MK: Absolutely. goods for good's programs in Malawi similarly rely on these kinds of strong partnerships in order to effect the most change. Both you and your husband Neil have been longtime supporters of our mission of empowering communities to transform orphan care. Why did you get involved with goods for good?
RB: I believe giving communities the dignity to learn and become self-sufficient is imperative. Organizations that are able to identify specific needs in a community and build repeatable and self-sustaining operations to support those needs are the future of non-profits. goods for good is doing just that and their focus on children, the future of our world's growth, is both thoughtful and highly strategic.
MK: Rachel, thank you so much for taking the time to chat with me. Your entrepreneurial spirit has always been an inspiration to me, and I can't wait to present you and your husband Neil with the Greater Good Award at this year's Gala for Good on April 27th.
About goods for good
goods for good is a 501(c)(3) nonprofit organization that empowers communities in Southern Africa to transform orphan care. Together with local partners, goods for good builds small businesses that finance orphan care programs, create jobs, and boost the local economy. Since its founding, goods for good has supported nearly 80,000 children and built ten small businesses. Learn more at www.goodsforgood.org.
About Gala for Good

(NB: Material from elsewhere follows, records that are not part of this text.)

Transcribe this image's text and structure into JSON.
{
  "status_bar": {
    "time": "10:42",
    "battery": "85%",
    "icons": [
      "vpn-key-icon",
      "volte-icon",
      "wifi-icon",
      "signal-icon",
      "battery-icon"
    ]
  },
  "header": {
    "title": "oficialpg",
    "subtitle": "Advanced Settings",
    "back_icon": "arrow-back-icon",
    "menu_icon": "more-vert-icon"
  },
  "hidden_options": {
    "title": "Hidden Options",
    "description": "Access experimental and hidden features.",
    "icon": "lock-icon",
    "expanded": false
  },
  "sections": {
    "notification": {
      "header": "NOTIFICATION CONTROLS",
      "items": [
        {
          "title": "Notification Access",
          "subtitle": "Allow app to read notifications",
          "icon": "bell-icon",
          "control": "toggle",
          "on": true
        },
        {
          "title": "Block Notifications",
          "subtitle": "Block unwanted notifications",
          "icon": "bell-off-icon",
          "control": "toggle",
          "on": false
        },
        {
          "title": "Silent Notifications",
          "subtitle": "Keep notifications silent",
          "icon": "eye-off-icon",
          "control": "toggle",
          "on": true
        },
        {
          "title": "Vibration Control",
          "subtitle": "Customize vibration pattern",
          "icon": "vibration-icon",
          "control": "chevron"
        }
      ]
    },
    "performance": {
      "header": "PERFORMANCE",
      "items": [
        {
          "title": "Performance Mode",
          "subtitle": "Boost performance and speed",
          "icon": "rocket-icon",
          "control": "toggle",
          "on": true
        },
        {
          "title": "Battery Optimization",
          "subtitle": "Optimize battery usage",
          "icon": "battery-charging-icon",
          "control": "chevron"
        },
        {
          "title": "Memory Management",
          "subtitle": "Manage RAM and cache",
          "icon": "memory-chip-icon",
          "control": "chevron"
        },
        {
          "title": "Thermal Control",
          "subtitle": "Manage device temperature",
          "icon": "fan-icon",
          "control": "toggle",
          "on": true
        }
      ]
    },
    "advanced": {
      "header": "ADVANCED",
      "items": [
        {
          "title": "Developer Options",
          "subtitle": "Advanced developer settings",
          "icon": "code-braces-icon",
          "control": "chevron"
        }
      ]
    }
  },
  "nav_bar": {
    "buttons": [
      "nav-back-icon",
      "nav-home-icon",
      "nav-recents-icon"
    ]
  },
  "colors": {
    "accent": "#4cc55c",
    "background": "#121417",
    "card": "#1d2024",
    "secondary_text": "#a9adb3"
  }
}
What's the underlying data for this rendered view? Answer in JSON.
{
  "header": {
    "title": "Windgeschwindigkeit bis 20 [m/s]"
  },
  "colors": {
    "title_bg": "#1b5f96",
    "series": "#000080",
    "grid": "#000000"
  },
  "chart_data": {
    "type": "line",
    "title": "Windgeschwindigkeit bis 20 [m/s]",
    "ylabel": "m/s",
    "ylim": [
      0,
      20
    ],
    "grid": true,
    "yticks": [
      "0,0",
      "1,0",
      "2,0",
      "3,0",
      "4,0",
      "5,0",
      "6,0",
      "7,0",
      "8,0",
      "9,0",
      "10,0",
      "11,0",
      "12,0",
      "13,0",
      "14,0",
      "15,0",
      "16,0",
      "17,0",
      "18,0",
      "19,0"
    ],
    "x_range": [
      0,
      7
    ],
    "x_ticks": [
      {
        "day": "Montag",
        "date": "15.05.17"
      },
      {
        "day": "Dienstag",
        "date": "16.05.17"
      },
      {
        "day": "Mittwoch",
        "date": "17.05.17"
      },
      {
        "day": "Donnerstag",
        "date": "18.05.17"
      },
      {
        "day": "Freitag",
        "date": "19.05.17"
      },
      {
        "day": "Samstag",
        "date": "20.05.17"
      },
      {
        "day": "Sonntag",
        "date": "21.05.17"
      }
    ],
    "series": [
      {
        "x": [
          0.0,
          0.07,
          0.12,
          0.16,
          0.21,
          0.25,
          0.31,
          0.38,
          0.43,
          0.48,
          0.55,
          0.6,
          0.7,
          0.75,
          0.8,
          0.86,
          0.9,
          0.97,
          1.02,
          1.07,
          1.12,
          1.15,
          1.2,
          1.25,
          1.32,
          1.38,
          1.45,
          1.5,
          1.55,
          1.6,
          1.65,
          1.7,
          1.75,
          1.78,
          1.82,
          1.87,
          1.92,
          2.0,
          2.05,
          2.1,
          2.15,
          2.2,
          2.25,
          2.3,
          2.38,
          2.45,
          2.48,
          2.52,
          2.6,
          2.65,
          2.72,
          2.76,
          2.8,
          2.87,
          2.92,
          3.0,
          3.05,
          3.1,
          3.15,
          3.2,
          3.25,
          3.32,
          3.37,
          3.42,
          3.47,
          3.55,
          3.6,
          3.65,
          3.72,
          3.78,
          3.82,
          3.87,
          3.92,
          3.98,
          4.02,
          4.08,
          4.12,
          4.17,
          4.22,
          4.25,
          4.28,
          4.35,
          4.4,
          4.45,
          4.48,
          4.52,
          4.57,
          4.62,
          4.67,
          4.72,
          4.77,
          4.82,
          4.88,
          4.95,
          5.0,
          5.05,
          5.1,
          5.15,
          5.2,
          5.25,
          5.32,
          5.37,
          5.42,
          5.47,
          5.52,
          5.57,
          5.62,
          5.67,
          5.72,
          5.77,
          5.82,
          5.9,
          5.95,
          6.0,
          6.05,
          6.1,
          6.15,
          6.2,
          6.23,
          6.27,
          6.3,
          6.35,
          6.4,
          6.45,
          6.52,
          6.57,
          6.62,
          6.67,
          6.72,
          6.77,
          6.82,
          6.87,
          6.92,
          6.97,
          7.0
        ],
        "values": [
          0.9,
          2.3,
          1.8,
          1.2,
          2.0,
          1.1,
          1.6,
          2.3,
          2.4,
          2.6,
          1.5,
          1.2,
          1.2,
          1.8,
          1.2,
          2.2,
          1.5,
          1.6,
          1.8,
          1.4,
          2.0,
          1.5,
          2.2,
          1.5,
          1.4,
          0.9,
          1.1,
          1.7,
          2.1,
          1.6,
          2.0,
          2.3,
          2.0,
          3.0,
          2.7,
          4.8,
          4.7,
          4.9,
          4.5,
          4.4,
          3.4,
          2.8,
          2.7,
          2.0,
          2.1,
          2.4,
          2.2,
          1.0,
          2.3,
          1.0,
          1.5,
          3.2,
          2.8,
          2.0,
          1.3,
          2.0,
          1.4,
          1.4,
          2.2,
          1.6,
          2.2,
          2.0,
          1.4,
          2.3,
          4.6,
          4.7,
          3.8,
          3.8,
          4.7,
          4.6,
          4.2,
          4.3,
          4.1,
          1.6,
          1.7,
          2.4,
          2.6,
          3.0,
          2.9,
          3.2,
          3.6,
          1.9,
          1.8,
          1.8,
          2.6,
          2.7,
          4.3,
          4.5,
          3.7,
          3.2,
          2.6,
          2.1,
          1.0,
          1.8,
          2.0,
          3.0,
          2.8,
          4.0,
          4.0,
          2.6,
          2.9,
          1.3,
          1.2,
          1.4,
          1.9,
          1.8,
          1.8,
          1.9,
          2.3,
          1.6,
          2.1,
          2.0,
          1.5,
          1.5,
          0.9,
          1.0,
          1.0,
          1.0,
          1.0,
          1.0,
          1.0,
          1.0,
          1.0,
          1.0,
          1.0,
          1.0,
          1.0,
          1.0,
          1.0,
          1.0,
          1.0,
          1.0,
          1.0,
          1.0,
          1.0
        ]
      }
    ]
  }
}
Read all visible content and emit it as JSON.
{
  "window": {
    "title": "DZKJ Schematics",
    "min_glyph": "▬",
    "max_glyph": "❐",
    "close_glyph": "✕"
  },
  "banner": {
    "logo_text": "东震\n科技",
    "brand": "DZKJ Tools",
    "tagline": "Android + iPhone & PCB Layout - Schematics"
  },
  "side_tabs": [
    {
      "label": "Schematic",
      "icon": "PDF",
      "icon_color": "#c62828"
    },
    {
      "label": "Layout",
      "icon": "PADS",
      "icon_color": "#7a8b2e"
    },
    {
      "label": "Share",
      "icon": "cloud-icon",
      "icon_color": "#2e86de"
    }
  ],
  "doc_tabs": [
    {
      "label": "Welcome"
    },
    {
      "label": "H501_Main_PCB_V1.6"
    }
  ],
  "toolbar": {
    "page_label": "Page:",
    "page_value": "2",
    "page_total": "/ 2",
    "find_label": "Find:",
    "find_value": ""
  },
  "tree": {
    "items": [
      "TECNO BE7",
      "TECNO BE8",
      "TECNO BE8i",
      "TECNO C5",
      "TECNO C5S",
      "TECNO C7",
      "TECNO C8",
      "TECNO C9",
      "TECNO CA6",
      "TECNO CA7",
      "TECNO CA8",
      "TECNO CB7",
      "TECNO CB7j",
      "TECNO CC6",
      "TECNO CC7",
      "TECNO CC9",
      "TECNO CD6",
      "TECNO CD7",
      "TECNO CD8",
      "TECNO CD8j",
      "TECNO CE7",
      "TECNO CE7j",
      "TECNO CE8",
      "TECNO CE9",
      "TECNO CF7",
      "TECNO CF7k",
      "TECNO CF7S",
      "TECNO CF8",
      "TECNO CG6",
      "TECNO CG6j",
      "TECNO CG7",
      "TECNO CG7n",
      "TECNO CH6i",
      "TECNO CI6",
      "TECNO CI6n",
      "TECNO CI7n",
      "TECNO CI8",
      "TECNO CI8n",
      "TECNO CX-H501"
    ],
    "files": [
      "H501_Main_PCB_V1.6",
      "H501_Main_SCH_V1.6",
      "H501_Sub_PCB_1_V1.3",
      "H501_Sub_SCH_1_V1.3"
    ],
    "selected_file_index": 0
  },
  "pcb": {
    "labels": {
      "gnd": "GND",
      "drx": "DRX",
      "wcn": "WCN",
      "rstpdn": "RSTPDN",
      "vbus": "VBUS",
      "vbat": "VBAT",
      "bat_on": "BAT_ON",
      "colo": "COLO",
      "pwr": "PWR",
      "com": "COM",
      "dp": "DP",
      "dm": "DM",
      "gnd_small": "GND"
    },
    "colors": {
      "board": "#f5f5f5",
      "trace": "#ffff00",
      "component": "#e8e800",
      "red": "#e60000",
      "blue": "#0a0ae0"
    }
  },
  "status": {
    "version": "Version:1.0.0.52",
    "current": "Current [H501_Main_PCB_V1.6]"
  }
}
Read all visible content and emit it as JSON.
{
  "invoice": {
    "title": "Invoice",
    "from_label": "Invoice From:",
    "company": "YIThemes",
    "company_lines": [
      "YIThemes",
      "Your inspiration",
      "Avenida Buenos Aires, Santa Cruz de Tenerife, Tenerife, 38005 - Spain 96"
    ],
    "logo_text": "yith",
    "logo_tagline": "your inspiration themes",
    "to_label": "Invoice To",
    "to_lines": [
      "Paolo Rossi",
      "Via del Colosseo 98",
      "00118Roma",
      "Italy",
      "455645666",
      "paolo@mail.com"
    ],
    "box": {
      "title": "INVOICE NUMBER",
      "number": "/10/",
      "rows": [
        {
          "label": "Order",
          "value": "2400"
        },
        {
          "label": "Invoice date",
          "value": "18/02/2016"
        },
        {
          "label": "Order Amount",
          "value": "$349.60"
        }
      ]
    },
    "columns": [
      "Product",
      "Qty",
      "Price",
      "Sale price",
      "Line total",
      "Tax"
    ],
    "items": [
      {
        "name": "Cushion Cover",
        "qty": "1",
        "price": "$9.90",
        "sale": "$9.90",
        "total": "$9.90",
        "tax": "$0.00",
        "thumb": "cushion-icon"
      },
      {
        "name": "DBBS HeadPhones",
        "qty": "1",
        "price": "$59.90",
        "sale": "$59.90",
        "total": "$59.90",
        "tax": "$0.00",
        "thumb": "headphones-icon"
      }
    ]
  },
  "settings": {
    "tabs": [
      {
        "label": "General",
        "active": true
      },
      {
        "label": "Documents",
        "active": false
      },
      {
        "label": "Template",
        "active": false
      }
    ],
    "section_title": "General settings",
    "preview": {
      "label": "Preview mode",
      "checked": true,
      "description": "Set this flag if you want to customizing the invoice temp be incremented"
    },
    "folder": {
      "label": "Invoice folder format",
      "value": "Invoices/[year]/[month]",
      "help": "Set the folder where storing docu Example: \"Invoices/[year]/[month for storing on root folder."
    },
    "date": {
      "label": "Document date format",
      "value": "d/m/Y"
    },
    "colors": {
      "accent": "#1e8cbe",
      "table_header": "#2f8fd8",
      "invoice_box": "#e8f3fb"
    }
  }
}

goods for good will host the 6th annual Gala for Good honoring Neil Blumenthal, co-founder and co-CEO of Warby Parker, and Rachel Blumenthal, founder of Cricket's Circle. The cocktail event will be hosted by Gala Chairs Joey Levin, CEO of IAC Search & Applications, Marissa Sackler, founder of Beespace, and Andrea Tese, a New York City-based photographer and artist, and will be held on Monday, April 27th, 2015 at IAC HQ, located at 555 West 18th Street in New York City. For tickets and sponsorship information, visit www.galaforgood.org.